Thursday, April 02, 2015

Christian business ethics

I'm posting an answer I gave to a correspondent, on the religious liberty issue:
i) I don't think it's necessary to cast the issue in double effect terms. Although that's a useful principle, it can become unnecessarily complicated.

I think a simpler argument would involve conflicting duties. Take prior obligations, like dependents. You have a duty to protect and provide for your dependents. That may come into conflict with a prima facie or ceteris paribus obligation to avoid complicity in evil. 

In cases like that, a higher obligation overrides a lower obligation. 

ii) Complicity in evil is tricky since, in a fallen world, complicity in evil is unavoidable. It's a matter of degree:

9 I wrote to you in my letter not to associate with sexually immoral people— 10 not at all meaning the sexually immoral of this world, or the greedy and swindlers, or idolaters, since then you would need to go out of the world. 11 But now I am writing to you not to associate with anyone who bears the name of brother if he is guilty of sexual immorality or greed, or is an idolater, reviler, drunkard, or swindler—not even to eat with such a one (1 Cor 5:9-11).

We have to pick our battles:

Of course, there are complications here, as well. For example, we can distinguish between permissible involvement in someone else's transgression and impermissible involvement in someone else's transgression, and we can ask whether both or only one of these ways of being involved undermines one's standing to blame. Patrick Todd (2012) argues that only impermissible involvement undermines one's standing to blame, and to illustrate his point he imagines two Nazi commanders, one of whom is committed to the Nazi cause and the other of whom is using his position of power as an attempt to undermine the regime. If, in order to keep up appearances, the latter commander issues an order for a subordinate to perform an action that is morally impermissible, does he lose his standing to blame the subordinate?
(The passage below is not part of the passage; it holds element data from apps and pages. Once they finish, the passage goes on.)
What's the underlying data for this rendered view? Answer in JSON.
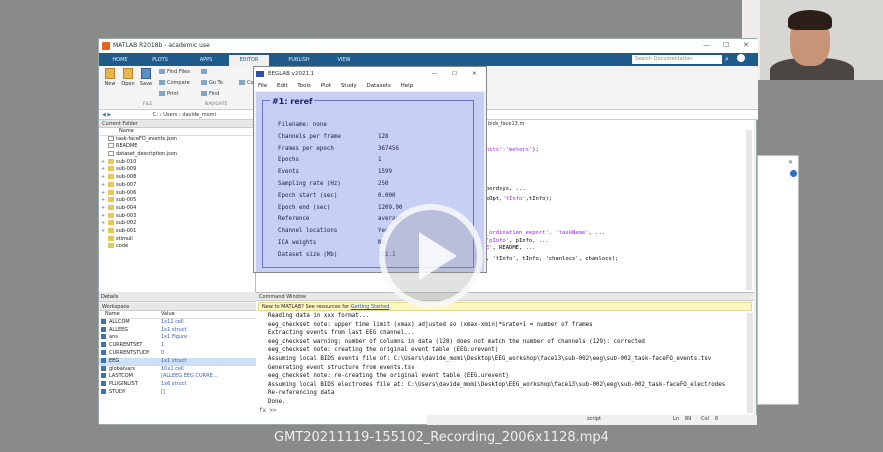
{
  "caption": "GMT20211119-155102_Recording_2006x1128.mp4",
  "matlab": {
    "title": "MATLAB R2018b - academic use",
    "tabs": [
      "HOME",
      "PLOTS",
      "APPS",
      "EDITOR",
      "PUBLISH",
      "VIEW"
    ],
    "search_placeholder": "Search Documentation",
    "ribbon": {
      "new": "New",
      "open": "Open",
      "save": "Save",
      "find_files": "Find Files",
      "compare": "Compare",
      "print": "Print",
      "go_to": "Go To",
      "find": "Find",
      "file_group": "FILE",
      "nav_group": "NAVIGATE",
      "comment": "Comm"
    },
    "address": "C: › Users › davide_momi",
    "current_folder": {
      "header": "Current Folder",
      "col_name": "Name",
      "items": [
        {
          "name": "task-faceFO_events.json",
          "type": "doc",
          "plus": ""
        },
        {
          "name": "README",
          "type": "doc",
          "plus": ""
        },
        {
          "name": "dataset_description.json",
          "type": "doc",
          "plus": ""
        },
        {
          "name": "sub-010",
          "type": "folder",
          "plus": "+"
        },
        {
          "name": "sub-009",
          "type": "folder",
          "plus": "+"
        },
        {
          "name": "sub-008",
          "type": "folder",
          "plus": "+"
        },
        {
          "name": "sub-007",
          "type": "folder",
          "plus": "+"
        },
        {
          "name": "sub-006",
          "type": "folder",
          "plus": "+"
        },
        {
          "name": "sub-005",
          "type": "folder",
          "plus": "+"
        },
        {
          "name": "sub-004",
          "type": "folder",
          "plus": "+"
        },
        {
          "name": "sub-003",
          "type": "folder",
          "plus": "+"
        },
        {
          "name": "sub-002",
          "type": "folder",
          "plus": "+"
        },
        {
          "name": "sub-001",
          "type": "folder",
          "plus": "+"
        },
        {
          "name": "stimuli",
          "type": "folder",
          "plus": ""
        },
        {
          "name": "code",
          "type": "folder",
          "plus": ""
        }
      ]
    },
    "details": "Details",
    "workspace": {
      "header": "Workspace",
      "col_name": "Name",
      "col_value": "Value",
      "items": [
        {
          "name": "ALLCOM",
          "value": "1x12 cell"
        },
        {
          "name": "ALLEEG",
          "value": "1x1 struct"
        },
        {
          "name": "ans",
          "value": "1x1 Figure"
        },
        {
          "name": "CURRENTSET",
          "value": "1"
        },
        {
          "name": "CURRENTSTUDY",
          "value": "0"
        },
        {
          "name": "EEG",
          "value": "1x1 struct"
        },
        {
          "name": "globalvars",
          "value": "10x1 cell"
        },
        {
          "name": "LASTCOM",
          "value": "[ALLEEG EEG CURRE..."
        },
        {
          "name": "PLUGINLIST",
          "value": "1x6 struct"
        },
        {
          "name": "STUDY",
          "value": "[]"
        }
      ]
    },
    "editor": {
      "filename": "bids_face13.m",
      "lines": [
        {
          "pre": "",
          "str": "'nameUnits':'meters'",
          "post": ");"
        },
        {
          "pre": "...",
          "str": "",
          "post": ""
        },
        {
          "pre": "..., eoordsys, ...",
          "str": "",
          "post": ""
        },
        {
          "pre": "), bidsOpt,",
          "str": "'tInfo'",
          "post": ",tInfo);"
        },
        {
          "pre": "",
          "str": "",
          "post": ""
        },
        {
          "pre": "... ",
          "str": "'s_ordination_export', 'taskName'",
          "post": ", ..."
        },
        {
          "pre": "info, ",
          "str": "'pInfo'",
          "post": ", pInfo, ..."
        },
        {
          "pre": "",
          "str": "'README'",
          "post": ", README, ..."
        },
        {
          "pre": "",
          "str": "",
          "post": ", code, 'tInfo', tInfo, 'chanlocs', chanlocs);"
        }
      ]
    },
    "command_window": {
      "header": "Command Window",
      "hint_prefix": "New to MATLAB? See resources for ",
      "hint_link": "Getting Started",
      "hint_suffix": ".",
      "lines": [
        "Reading data in xxx format...",
        "eeg_checkset note: upper time limit (xmax) adjusted so (xmax-xmin)*srate+1 = number of frames",
        "Extracting events from last EEG channel...",
        "eeg_checkset warning: number of columns in data (128) does not match the number of channels (129): corrected",
        "eeg_checkset note: creating the original event table (EEG.urevent)",
        "Assuming local BIDS events file of: C:\\Users\\davide_momi\\Desktop\\EEG_workshop\\face13\\sub-002\\eeg\\sub-002_task-faceFO_events.tsv",
        "Generating event structure from events.tsv",
        "eeg_checkset note: re-creating the original event table (EEG.urevent)",
        "Assuming local BIDS electrodes file at: C:\\Users\\davide_momi\\Desktop\\EEG_workshop\\face13\\sub-002\\eeg\\sub-002_task-faceFO_electrodes",
        "Re-referencing data",
        "Done."
      ],
      "prompt": "fx >>"
    },
    "status": {
      "mode": "script",
      "ln_label": "Ln",
      "ln": "89",
      "col_label": "Col",
      "col": "6"
    }
  },
  "eeglab": {
    "title": "EEGLAB v2021.1",
    "menu": [
      "File",
      "Edit",
      "Tools",
      "Plot",
      "Study",
      "Datasets",
      "Help"
    ],
    "dataset_header": "#1: reref",
    "rows": [
      {
        "label": "Filename: none",
        "value": ""
      },
      {
        "label": "Channels per frame",
        "value": "128"
      },
      {
        "label": "Frames per epoch",
        "value": "367456"
      },
      {
        "label": "Epochs",
        "value": "1"
      },
      {
        "label": "Events",
        "value": "1599"
      },
      {
        "label": "Sampling rate (Hz)",
        "value": "250"
      },
      {
        "label": "Epoch start (sec)",
        "value": "0.000"
      },
      {
        "label": "Epoch end (sec)",
        "value": "1209.90"
      },
      {
        "label": "Reference",
        "value": "average"
      },
      {
        "label": "Channel locations",
        "value": "Yes"
      },
      {
        "label": "ICA weights",
        "value": "No"
      },
      {
        "label": "Dataset size (Mb)",
        "value": "191.1"
      }
    ]
  },
  "colors": {
    "matlab_tab_bar": "#1e5a8a",
    "eeglab_bg": "#c7cff5",
    "eeglab_text": "#1a2277"
  }
}
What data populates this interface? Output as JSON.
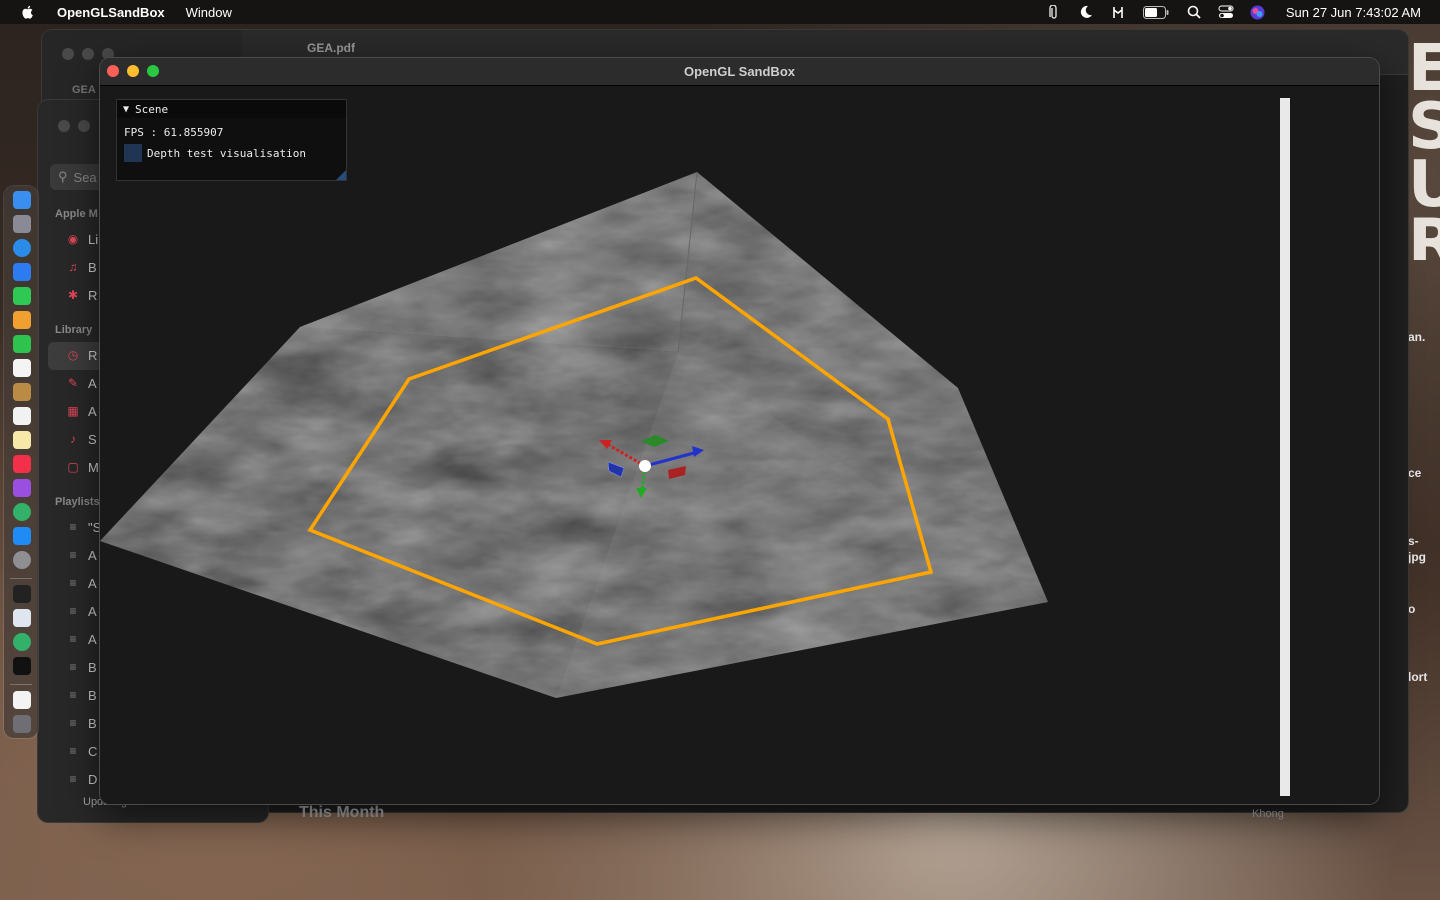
{
  "menubar": {
    "app_name": "OpenGLSandBox",
    "menus": [
      "Window"
    ],
    "clock": "Sun 27 Jun  7:43:02 AM",
    "status_icons": [
      "paperclip-icon",
      "moon-icon",
      "antenna-icon",
      "battery-icon",
      "search-icon",
      "control-center-icon",
      "siri-icon"
    ]
  },
  "back_window": {
    "title": "GEA.pdf",
    "sidebar_label": "GEA",
    "bottom_label": "This Month",
    "right_label": "Khong"
  },
  "music_window": {
    "search_placeholder": "Sea",
    "sections": {
      "apple": "Apple M",
      "library": "Library",
      "playlists": "Playlists"
    },
    "apple_rows": [
      "Li",
      "B",
      "R"
    ],
    "library_rows": [
      "R",
      "A",
      "A",
      "S",
      "M"
    ],
    "playlist_rows": [
      "\"S",
      "A",
      "A",
      "A",
      "A",
      "B",
      "B",
      "B",
      "C",
      "D"
    ],
    "status": "Updating artist artwork..."
  },
  "poster_snippets": [
    "an.",
    "ce",
    "s-",
    "jpg",
    "o",
    "lort"
  ],
  "gl_window": {
    "title": "OpenGL SandBox",
    "panel": {
      "header": "Scene",
      "fps_text": "FPS : 61.855907",
      "checkbox_label": "Depth test visualisation",
      "checkbox_checked": false
    }
  },
  "colors": {
    "outline": "#ffa500",
    "axis_x": "#cc2222",
    "axis_y": "#22aa22",
    "axis_z": "#2233cc",
    "traffic_close": "#fe5f57",
    "traffic_min": "#febc2e",
    "traffic_max": "#28c840"
  }
}
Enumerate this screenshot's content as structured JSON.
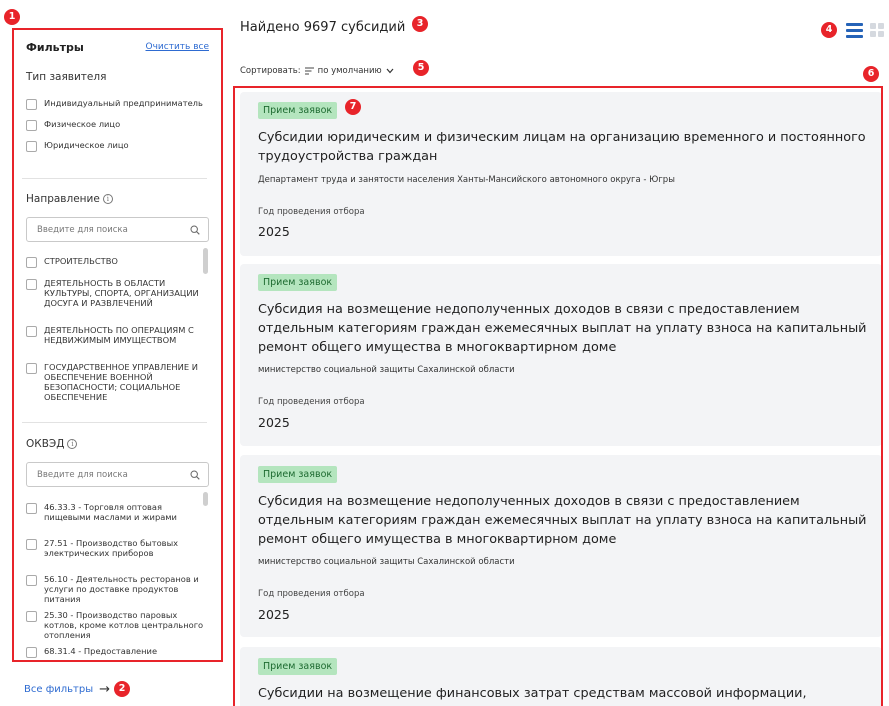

Todd claims that he doesn't, and thus that there is an important distinction between complicity that undermines standing and complicity that doesn't.

Gregory Mellema (2006) provides a very useful way of assessing different levels of individual contribution by distinguishing between six different ways in which individuals can be complicit in wrong-doing. According to Mellema, individuals can induce or command others to produce harm. They can counsel others to produce harm. They can give consent to the production of harm by others. They can praise these others when they produce the harm. They can fail to stop them from producing it. 
A second way of tackling the distribution question in this context that does not seem to violate the principle of individual freedom is to look, not just at the particular role that individuals played in their community's production of harm, but at how much freedom the individuals had to distance themselves from the community that has done wrong. Here we might want to use voluntariness of membership as a criterion of responsibility. Jan Narveson (2002) does so himself in his generally skeptical work on collective responsibility. Narveson argues that in thinking about the responsibility of individuals for group harms we need to be careful to distinguish between four different kinds of groups, namely: those that are fully voluntary; those that are involuntary in entrance but voluntary in exit; those that are voluntary in entrance but involuntary in exit; and those that are voluntary in neither respect. As Narveson makes clear, responsibility is diminished, if not eradicated, as we go down this list.

iii) As I've indicated elsewhere, I think it's permissible for a Christian small businessman to lie in situations like this. I think that's a morally permissible form of civil resistance to unjust or immoral demands. That doesn't necessarily mean it's obligatory in those situations.

iv) I think some Christians or organizations have a greater responsibility to resist tyranny than others. Some people have less to lose than others. To take an extreme example, a Christian with terminal cancer. Not much the gov't can do to him. 

Some people have fewer prior obligations or social responsibilities (e.g. dependents) than others. They can assume a greater personal risk without harming others in the process. 

Some individuals or institutions have the wealth, popularity, and or legal authority to put up a more effective resistance than the easy marks that gay/trans lobby picks on, viz. Alabama Supreme Court, Duck Dynasty, Chick-fil-A. 


  1. How would you reply to somebody who might argue that lying about one’s Christian position on an issue to protect one’s self or family would be a case of denying Him before men (Matt. 10:33) or a failure to take up one’s cross (Matt. 16:24) in the sense of a willingness to be treated like a criminal? Thanks.

  2. i) There's an elementary distinction between putting yourself at risk and putting others at risk–especially others you're responsible for. Those are not morally equivalent.

    Indeed, the very act of protecting someone else may endanger the person who comes to his aid.

    Willingness to be treated like a criminal is very different from willingness to let others be treated like criminals.

    ii) Likewise, if, say, you're the breadwinner, then what harms you harms your dependents.

    Or what if you're the only caregiver for an elderly parent?

    We have multiple obligations in Scripture. So these have to be balanced.